Keith Jarrett is without doubt the most important solo jazz pianist out there. $

He’s been touring the world for nearly 50 years now with his solo concerts, his 1975 Köln Concert still holds many records from a sales perspective, and I’ve already reviewed a number of his live solo albums on this blog (Munich, Paris, A Multitude Of Angels, Bregenz München, La Scala). I’ve even listed his Bremen Lausanne in My 25 Essential Jazz albums.

In fact, it was me attending a Jarrett solo live concert in Lucerne in 2015 that got me to start this blog in the first place, more than 5 years ago now.

So it was with great sadness that I recently saw in the New York Times that Keith Jarrett may never be able to play again due to severe health issues.

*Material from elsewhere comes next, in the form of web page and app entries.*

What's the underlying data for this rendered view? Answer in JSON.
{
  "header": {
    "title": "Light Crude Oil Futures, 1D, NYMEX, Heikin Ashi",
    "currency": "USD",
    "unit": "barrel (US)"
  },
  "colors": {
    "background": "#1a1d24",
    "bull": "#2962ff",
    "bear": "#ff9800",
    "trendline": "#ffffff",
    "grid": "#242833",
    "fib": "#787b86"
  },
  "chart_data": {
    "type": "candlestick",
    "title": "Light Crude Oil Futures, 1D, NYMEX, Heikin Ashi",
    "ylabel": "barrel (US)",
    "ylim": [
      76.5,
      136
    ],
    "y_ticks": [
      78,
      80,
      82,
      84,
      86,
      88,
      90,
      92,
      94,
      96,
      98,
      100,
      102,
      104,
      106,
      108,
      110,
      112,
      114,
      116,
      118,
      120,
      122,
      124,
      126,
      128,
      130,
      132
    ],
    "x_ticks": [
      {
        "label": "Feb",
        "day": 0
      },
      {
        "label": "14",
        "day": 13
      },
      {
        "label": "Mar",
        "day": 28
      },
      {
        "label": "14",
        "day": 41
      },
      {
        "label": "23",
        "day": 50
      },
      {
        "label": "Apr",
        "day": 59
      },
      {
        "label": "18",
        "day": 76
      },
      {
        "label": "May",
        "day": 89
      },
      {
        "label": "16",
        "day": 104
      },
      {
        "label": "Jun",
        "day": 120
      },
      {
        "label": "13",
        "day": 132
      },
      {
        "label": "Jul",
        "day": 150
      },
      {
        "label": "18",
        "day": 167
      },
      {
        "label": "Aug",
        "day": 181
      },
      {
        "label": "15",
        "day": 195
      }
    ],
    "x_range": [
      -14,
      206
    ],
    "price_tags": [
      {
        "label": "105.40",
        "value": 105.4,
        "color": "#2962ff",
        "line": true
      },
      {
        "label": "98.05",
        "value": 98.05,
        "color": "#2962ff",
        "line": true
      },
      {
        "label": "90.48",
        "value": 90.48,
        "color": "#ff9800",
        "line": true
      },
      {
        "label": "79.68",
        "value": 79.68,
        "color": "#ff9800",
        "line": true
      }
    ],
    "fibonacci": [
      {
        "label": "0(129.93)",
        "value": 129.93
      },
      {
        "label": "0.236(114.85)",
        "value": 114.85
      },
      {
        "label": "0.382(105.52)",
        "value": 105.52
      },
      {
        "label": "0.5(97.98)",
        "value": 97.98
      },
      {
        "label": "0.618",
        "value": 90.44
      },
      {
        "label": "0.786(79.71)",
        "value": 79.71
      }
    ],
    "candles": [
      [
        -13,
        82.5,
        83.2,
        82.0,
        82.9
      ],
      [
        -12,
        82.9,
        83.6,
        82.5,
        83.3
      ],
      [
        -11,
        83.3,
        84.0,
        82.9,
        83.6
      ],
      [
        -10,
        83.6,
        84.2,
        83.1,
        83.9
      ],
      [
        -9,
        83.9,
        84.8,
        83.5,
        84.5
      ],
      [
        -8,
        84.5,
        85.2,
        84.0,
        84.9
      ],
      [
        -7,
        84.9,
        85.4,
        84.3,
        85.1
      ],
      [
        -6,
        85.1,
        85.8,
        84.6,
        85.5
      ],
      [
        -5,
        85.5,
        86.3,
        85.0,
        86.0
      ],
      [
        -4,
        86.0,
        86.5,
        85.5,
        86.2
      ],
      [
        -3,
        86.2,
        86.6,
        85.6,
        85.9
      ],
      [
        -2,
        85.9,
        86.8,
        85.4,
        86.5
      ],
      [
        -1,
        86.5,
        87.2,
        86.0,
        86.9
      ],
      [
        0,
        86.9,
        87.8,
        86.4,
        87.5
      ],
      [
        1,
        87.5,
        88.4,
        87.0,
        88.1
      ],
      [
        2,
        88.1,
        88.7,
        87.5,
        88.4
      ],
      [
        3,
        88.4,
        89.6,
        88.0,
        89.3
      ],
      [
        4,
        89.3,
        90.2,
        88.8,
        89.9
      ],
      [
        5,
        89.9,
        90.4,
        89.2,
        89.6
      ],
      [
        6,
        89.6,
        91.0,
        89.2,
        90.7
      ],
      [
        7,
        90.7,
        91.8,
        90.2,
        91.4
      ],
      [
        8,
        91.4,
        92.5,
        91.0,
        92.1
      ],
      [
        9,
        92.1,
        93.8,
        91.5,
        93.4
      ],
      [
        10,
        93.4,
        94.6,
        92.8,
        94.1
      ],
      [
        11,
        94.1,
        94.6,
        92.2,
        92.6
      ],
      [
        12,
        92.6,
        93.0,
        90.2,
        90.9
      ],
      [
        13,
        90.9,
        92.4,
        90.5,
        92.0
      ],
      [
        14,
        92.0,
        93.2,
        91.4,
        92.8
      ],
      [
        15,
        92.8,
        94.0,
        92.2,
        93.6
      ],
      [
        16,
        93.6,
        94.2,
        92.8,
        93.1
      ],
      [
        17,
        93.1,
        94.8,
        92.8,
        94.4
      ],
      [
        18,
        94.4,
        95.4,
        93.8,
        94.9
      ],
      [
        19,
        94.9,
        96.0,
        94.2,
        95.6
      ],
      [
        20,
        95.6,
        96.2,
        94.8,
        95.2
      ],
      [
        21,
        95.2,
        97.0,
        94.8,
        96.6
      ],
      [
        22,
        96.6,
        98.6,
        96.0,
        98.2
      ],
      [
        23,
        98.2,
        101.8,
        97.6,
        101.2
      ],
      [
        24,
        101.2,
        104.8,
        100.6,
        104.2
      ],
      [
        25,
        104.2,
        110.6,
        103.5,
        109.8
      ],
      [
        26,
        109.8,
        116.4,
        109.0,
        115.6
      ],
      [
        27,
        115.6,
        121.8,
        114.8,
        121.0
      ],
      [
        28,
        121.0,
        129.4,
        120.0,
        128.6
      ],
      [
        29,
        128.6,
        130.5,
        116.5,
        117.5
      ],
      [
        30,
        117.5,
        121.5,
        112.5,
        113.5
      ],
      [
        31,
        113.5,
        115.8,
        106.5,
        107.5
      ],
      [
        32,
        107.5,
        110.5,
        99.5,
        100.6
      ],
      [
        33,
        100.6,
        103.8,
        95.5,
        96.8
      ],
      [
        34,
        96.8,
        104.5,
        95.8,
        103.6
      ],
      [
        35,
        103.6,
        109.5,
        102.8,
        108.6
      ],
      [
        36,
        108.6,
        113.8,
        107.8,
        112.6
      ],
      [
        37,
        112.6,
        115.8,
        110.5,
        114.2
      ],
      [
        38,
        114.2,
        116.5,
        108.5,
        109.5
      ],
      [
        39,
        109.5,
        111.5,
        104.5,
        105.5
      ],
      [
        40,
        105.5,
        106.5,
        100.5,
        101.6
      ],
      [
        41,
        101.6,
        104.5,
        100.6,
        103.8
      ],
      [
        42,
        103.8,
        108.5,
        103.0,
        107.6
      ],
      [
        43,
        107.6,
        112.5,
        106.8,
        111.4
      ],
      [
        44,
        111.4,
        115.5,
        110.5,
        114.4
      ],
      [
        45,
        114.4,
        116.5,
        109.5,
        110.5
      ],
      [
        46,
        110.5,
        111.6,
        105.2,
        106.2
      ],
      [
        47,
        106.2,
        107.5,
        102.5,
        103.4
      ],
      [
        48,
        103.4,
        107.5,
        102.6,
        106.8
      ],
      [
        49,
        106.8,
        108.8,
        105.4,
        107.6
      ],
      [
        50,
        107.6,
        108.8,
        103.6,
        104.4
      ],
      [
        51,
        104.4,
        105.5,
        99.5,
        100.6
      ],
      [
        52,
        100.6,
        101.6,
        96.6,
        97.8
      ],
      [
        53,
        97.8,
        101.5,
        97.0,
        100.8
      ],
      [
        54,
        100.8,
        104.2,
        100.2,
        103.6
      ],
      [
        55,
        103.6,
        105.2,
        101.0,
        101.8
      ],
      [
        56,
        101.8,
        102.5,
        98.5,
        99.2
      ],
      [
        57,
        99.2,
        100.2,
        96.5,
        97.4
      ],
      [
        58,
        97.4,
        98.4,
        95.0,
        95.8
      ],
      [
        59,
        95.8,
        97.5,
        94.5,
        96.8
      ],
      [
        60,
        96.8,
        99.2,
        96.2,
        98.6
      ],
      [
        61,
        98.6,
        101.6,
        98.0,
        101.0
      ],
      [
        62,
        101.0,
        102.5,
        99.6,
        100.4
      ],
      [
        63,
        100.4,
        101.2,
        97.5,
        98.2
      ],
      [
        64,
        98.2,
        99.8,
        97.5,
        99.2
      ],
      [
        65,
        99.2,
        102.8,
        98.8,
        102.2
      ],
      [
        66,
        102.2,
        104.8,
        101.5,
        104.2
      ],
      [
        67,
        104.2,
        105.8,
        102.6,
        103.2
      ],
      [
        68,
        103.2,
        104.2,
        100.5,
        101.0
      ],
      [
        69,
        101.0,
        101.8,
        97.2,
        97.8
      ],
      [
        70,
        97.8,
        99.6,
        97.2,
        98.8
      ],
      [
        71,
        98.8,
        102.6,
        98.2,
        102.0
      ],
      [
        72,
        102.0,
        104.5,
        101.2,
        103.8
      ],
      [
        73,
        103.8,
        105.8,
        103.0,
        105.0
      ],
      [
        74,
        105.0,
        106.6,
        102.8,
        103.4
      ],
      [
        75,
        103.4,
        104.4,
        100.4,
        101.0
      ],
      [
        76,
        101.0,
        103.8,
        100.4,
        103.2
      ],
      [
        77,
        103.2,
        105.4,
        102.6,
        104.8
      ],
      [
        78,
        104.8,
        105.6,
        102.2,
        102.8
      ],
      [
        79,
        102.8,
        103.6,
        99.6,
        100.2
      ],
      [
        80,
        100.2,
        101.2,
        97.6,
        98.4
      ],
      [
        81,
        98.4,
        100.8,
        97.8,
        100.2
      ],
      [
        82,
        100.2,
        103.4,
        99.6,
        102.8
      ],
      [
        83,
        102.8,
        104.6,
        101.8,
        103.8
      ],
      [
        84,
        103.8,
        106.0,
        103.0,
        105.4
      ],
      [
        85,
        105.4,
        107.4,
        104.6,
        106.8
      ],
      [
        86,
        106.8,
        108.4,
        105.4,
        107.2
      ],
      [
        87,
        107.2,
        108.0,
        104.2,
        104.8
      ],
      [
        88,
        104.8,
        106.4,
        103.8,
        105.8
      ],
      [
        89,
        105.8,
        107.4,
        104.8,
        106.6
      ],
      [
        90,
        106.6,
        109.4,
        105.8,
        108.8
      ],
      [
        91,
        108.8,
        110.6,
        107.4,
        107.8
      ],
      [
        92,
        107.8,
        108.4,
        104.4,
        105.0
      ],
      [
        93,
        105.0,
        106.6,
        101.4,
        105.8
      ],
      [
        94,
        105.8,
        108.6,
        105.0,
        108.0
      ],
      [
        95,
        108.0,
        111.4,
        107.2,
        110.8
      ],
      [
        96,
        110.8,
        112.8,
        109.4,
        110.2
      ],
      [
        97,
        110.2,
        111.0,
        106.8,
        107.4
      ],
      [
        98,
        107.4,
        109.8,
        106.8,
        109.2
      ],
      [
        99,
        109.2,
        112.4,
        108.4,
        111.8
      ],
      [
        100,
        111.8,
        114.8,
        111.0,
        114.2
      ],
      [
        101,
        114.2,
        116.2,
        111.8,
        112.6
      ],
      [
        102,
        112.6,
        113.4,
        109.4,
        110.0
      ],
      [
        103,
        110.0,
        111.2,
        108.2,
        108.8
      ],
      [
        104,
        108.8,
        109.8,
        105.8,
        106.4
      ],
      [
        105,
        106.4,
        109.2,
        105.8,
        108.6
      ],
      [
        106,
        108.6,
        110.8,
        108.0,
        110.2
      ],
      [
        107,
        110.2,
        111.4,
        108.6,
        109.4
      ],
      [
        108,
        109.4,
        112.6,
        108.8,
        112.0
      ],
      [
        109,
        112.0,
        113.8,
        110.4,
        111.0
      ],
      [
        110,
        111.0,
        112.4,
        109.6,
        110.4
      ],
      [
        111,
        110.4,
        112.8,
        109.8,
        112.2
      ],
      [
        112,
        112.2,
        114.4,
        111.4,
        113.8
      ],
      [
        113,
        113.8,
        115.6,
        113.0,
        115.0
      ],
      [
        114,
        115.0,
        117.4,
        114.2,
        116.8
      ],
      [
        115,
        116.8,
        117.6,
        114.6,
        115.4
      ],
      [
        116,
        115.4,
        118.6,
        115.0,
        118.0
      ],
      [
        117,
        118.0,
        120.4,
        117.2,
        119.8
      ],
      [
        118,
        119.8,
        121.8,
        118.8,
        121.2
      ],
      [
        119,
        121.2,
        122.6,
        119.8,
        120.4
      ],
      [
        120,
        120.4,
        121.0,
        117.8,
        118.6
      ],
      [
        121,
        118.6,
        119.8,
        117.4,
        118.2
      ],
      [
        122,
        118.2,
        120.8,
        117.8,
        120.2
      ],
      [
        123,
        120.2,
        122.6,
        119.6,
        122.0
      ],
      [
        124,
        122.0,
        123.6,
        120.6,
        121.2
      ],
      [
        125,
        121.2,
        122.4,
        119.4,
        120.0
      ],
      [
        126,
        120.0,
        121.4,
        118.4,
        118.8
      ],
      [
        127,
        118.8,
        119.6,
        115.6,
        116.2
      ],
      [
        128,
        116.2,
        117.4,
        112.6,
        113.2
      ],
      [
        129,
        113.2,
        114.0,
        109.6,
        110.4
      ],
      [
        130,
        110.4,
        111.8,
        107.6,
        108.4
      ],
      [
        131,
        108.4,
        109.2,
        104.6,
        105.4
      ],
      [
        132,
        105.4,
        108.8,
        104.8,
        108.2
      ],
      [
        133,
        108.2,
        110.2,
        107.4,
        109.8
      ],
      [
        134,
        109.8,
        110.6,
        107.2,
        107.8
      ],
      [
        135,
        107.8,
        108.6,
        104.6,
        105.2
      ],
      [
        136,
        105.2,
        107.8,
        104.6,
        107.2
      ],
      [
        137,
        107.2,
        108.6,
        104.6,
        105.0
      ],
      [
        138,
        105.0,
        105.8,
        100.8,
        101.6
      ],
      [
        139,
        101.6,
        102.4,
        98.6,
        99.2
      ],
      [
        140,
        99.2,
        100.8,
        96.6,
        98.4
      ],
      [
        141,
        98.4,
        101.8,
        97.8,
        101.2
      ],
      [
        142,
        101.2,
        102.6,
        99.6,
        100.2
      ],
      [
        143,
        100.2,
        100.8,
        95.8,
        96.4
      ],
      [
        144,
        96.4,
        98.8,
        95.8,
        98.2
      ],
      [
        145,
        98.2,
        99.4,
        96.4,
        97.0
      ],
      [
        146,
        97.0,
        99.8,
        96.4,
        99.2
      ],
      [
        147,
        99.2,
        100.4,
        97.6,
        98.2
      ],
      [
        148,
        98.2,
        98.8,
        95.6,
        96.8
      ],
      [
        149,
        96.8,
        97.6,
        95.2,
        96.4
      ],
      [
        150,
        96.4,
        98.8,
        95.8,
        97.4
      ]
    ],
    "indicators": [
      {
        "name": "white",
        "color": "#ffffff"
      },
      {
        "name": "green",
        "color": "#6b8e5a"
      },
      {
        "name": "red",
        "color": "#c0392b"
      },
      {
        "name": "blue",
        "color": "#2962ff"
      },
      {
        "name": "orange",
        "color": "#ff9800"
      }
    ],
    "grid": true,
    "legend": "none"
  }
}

What a loss, if true. I sincerely hope he recovers, as other pianists have after similar situations.

So, could this album that was just released today be his final live album ever?

Budapest Concert (ECM 2020)

Keith Jarrett Budapest Concert ECM 2020 24/96

This concert was recorded on July 3, 2016, in Budapest obviously, only some days after the previously released Munich 2016 album that was released last fall, and a bit more than a year after I saw him live myself.

The album lasts nearly 90 minutes, structured as often in his later albums in shorter “parts”, a total of 12 (in Roman numerals) this time, with two encores.

I’m not going to describe each part in detail here, I’m not sure that would make for a very enjoyable reading. I’m just going to flag some of my favorite parts, which are II, a slower improvisation, V, again a slower meandering around melodic impressions, and VII, the most dreaming part of the entire album.

That said, for me, the true highlights are the the two encores, Answer Me, that was previously released as a teaser (and was also part of his encores in Munich), and even more importantly, It’s a Lonesome Old Town (also performed in Munich). I could just spend entire days listening to these simple but very deep improvisations (I’m a simple guy, I like melodies).

Overall, to put things into context, this isn’t my preferred Jarrett live album, it is not an essential album if you’re not a hardcore Jarrett fan like me. I’ll obviously buy it anyhow.

And let’s all hope that this won’t be the last solo album he’ll ever record.

My rating: 4 stars

You can find it here (Qobuz)